Any process the prime minister and the leader of the opposition agree to, short of the Brexit deal being approved by MPs this coming week, would be followed by a UK request to extend Article 50 by an additional 9 or 12 months in order to give MPs enough time to come to a decision, explained another EU source, pushing the exit date to the end of December or as far back as March 31, 2020.
In such a scenario, the EU officials, who have been in contact with European capitals and UK counterparts, expect a resolution, possibly including the referendum, by the end of this year.
UK and EU negotiators would also have to work to amend the political declaration that outlines the future relationship, and time would be needed to ratify the agreements.
Under the EU’s current thinking, the extension can be terminated early once the UK has ratified the withdrawal agreement — the legally binding terms of Britain's departure from the EU.
However, the UK will have to hold European Parliament elections because there is little chance of MPs ratifying the Brexit deal before May 22, said a senior EU official.
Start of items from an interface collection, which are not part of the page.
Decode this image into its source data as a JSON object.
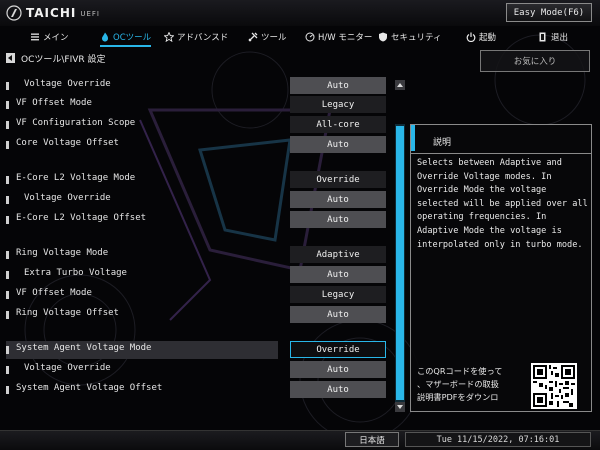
{
  "app": {
    "brand": "TAICHI",
    "brand_sub": "UEFI",
    "easy_mode_label": "Easy Mode(F6)"
  },
  "nav": [
    {
      "label": "メイン",
      "icon": "list-icon",
      "active": false
    },
    {
      "label": "OCツール",
      "icon": "flame-icon",
      "active": true
    },
    {
      "label": "アドバンスド",
      "icon": "star-icon",
      "active": false
    },
    {
      "label": "ツール",
      "icon": "tools-icon",
      "active": false
    },
    {
      "label": "H/W モニター",
      "icon": "monitor-icon",
      "active": false
    },
    {
      "label": "セキュリティ",
      "icon": "shield-icon",
      "active": false
    },
    {
      "label": "起動",
      "icon": "power-icon",
      "active": false
    },
    {
      "label": "退出",
      "icon": "exit-icon",
      "active": false
    }
  ],
  "breadcrumb": "OCツール\\FIVR 設定",
  "favorite_label": "お気に入り",
  "settings": [
    {
      "label": "Voltage Override",
      "value": "Auto",
      "indent": true,
      "selected": false
    },
    {
      "label": "VF Offset Mode",
      "value": "Legacy",
      "indent": false,
      "selected": false
    },
    {
      "label": "VF Configuration Scope",
      "value": "All-core",
      "indent": false,
      "selected": false
    },
    {
      "label": "Core Voltage Offset",
      "value": "Auto",
      "indent": false,
      "selected": false
    },
    {
      "label": "E-Core L2 Voltage Mode",
      "value": "Override",
      "indent": false,
      "selected": false
    },
    {
      "label": "Voltage Override",
      "value": "Auto",
      "indent": true,
      "selected": false
    },
    {
      "label": "E-Core L2 Voltage Offset",
      "value": "Auto",
      "indent": false,
      "selected": false
    },
    {
      "label": "Ring Voltage Mode",
      "value": "Adaptive",
      "indent": false,
      "selected": false
    },
    {
      "label": "Extra Turbo Voltage",
      "value": "Auto",
      "indent": true,
      "selected": false
    },
    {
      "label": "VF Offset Mode",
      "value": "Legacy",
      "indent": false,
      "selected": false
    },
    {
      "label": "Ring Voltage Offset",
      "value": "Auto",
      "indent": false,
      "selected": false
    },
    {
      "label": "System Agent Voltage Mode",
      "value": "Override",
      "indent": false,
      "selected": true
    },
    {
      "label": "Voltage Override",
      "value": "Auto",
      "indent": true,
      "selected": false
    },
    {
      "label": "System Agent Voltage Offset",
      "value": "Auto",
      "indent": false,
      "selected": false
    }
  ],
  "description": {
    "title": "説明",
    "body": "Selects between Adaptive and\nOverride Voltage modes. In\nOverride Mode the voltage\nselected will be applied over all\noperating frequencies. In\nAdaptive Mode the voltage is\ninterpolated only in turbo mode.",
    "qr_text": "このQRコードを使って\n、マザーボードの取扱\n説明書PDFをダウンロ"
  },
  "footer": {
    "language": "日本語",
    "datetime": "Tue 11/15/2022, 07:16:01"
  },
  "colors": {
    "accent": "#29b6e8",
    "value_box": "#4e4e52",
    "selected_row": "#2e2e33"
  }
}
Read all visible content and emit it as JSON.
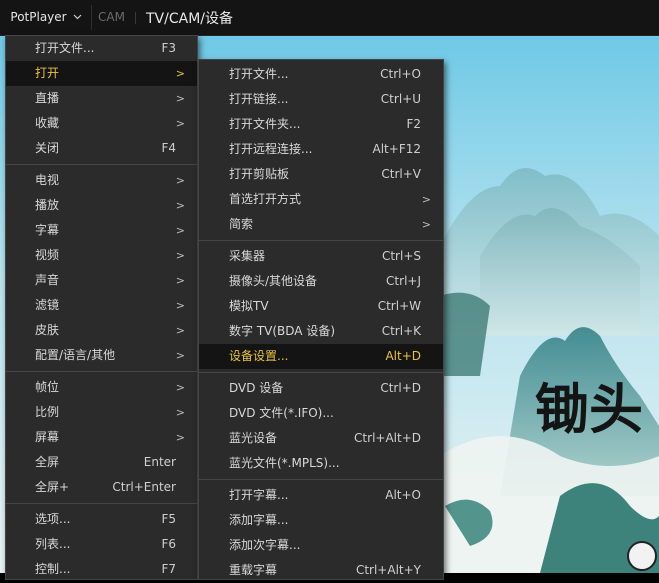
{
  "titlebar": {
    "app_name": "PotPlayer",
    "mode_label": "CAM",
    "title": "TV/CAM/设备"
  },
  "background": {
    "overlay_text": "锄头"
  },
  "main_menu": {
    "groups": [
      [
        {
          "label": "打开文件...",
          "shortcut": "F3",
          "submenu": false
        },
        {
          "label": "打开",
          "shortcut": "",
          "submenu": true,
          "highlight": true
        },
        {
          "label": "直播",
          "shortcut": "",
          "submenu": true
        },
        {
          "label": "收藏",
          "shortcut": "",
          "submenu": true
        },
        {
          "label": "关闭",
          "shortcut": "F4",
          "submenu": false
        }
      ],
      [
        {
          "label": "电视",
          "shortcut": "",
          "submenu": true
        },
        {
          "label": "播放",
          "shortcut": "",
          "submenu": true
        },
        {
          "label": "字幕",
          "shortcut": "",
          "submenu": true
        },
        {
          "label": "视频",
          "shortcut": "",
          "submenu": true
        },
        {
          "label": "声音",
          "shortcut": "",
          "submenu": true
        },
        {
          "label": "滤镜",
          "shortcut": "",
          "submenu": true
        },
        {
          "label": "皮肤",
          "shortcut": "",
          "submenu": true
        },
        {
          "label": "配置/语言/其他",
          "shortcut": "",
          "submenu": true
        }
      ],
      [
        {
          "label": "帧位",
          "shortcut": "",
          "submenu": true
        },
        {
          "label": "比例",
          "shortcut": "",
          "submenu": true
        },
        {
          "label": "屏幕",
          "shortcut": "",
          "submenu": true
        },
        {
          "label": "全屏",
          "shortcut": "Enter",
          "submenu": false
        },
        {
          "label": "全屏+",
          "shortcut": "Ctrl+Enter",
          "submenu": false
        }
      ],
      [
        {
          "label": "选项...",
          "shortcut": "F5",
          "submenu": false
        },
        {
          "label": "列表...",
          "shortcut": "F6",
          "submenu": false
        },
        {
          "label": "控制...",
          "shortcut": "F7",
          "submenu": false
        }
      ]
    ]
  },
  "sub_menu": {
    "groups": [
      [
        {
          "label": "打开文件...",
          "shortcut": "Ctrl+O",
          "submenu": false
        },
        {
          "label": "打开链接...",
          "shortcut": "Ctrl+U",
          "submenu": false
        },
        {
          "label": "打开文件夹...",
          "shortcut": "F2",
          "submenu": false
        },
        {
          "label": "打开远程连接...",
          "shortcut": "Alt+F12",
          "submenu": false
        },
        {
          "label": "打开剪贴板",
          "shortcut": "Ctrl+V",
          "submenu": false
        },
        {
          "label": "首选打开方式",
          "shortcut": "",
          "submenu": true
        },
        {
          "label": "简索",
          "shortcut": "",
          "submenu": true
        }
      ],
      [
        {
          "label": "采集器",
          "shortcut": "Ctrl+S",
          "submenu": false
        },
        {
          "label": "摄像头/其他设备",
          "shortcut": "Ctrl+J",
          "submenu": false
        },
        {
          "label": "模拟TV",
          "shortcut": "Ctrl+W",
          "submenu": false
        },
        {
          "label": "数字 TV(BDA 设备)",
          "shortcut": "Ctrl+K",
          "submenu": false
        },
        {
          "label": "设备设置...",
          "shortcut": "Alt+D",
          "submenu": false,
          "highlight": true
        }
      ],
      [
        {
          "label": "DVD 设备",
          "shortcut": "Ctrl+D",
          "submenu": false
        },
        {
          "label": "DVD 文件(*.IFO)...",
          "shortcut": "",
          "submenu": false
        },
        {
          "label": "蓝光设备",
          "shortcut": "Ctrl+Alt+D",
          "submenu": false
        },
        {
          "label": "蓝光文件(*.MPLS)...",
          "shortcut": "",
          "submenu": false
        }
      ],
      [
        {
          "label": "打开字幕...",
          "shortcut": "Alt+O",
          "submenu": false
        },
        {
          "label": "添加字幕...",
          "shortcut": "",
          "submenu": false
        },
        {
          "label": "添加次字幕...",
          "shortcut": "",
          "submenu": false
        },
        {
          "label": "重载字幕",
          "shortcut": "Ctrl+Alt+Y",
          "submenu": false
        }
      ]
    ]
  },
  "colors": {
    "menu_bg": "#2b2b2b",
    "highlight_text": "#e8c33a",
    "highlight_bg": "#141414",
    "sky": "#8fd3ea"
  }
}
Outlining the flexible extension, a senior official said: “[It] would of course require holding European Parliament elections.”
When EU leaders met at a European Council summit meeting last month, the 27 heads of state and government agreed to extend Article 50 until May 22 on the condition that MPs approved the withdrawal agreement. If they don't approve it, the UK has until next week to put forward another plan or face crashing out without a deal on April 12.
If, as expected, the deal doesn’t go through in the next few days, and the UK does eventually ask for a longer extension before the April deadline, Britain will have to hold the elections in May. The cutoff date for setting the vote is April 11.
Any extension has then to be agreed unanimously by the EU’s 27 remaining member states.
The 27 leaders are unlikely to grant a short delay to the Brexit process unless British MPs approve the deal before next week’s meeting, and are not keen on the idea of multiple extensions. In effect they have left May with two options: no deal or ask for a long extension.
Any attempt by the prime minister to agree a customs union with Corbyn is likely to anger her MPs — and would not be certain to pass in Parliament. Only 36 Conservative MPs voted in favour of the arrangement in an indicative vote this week, while 236 opposed the measure.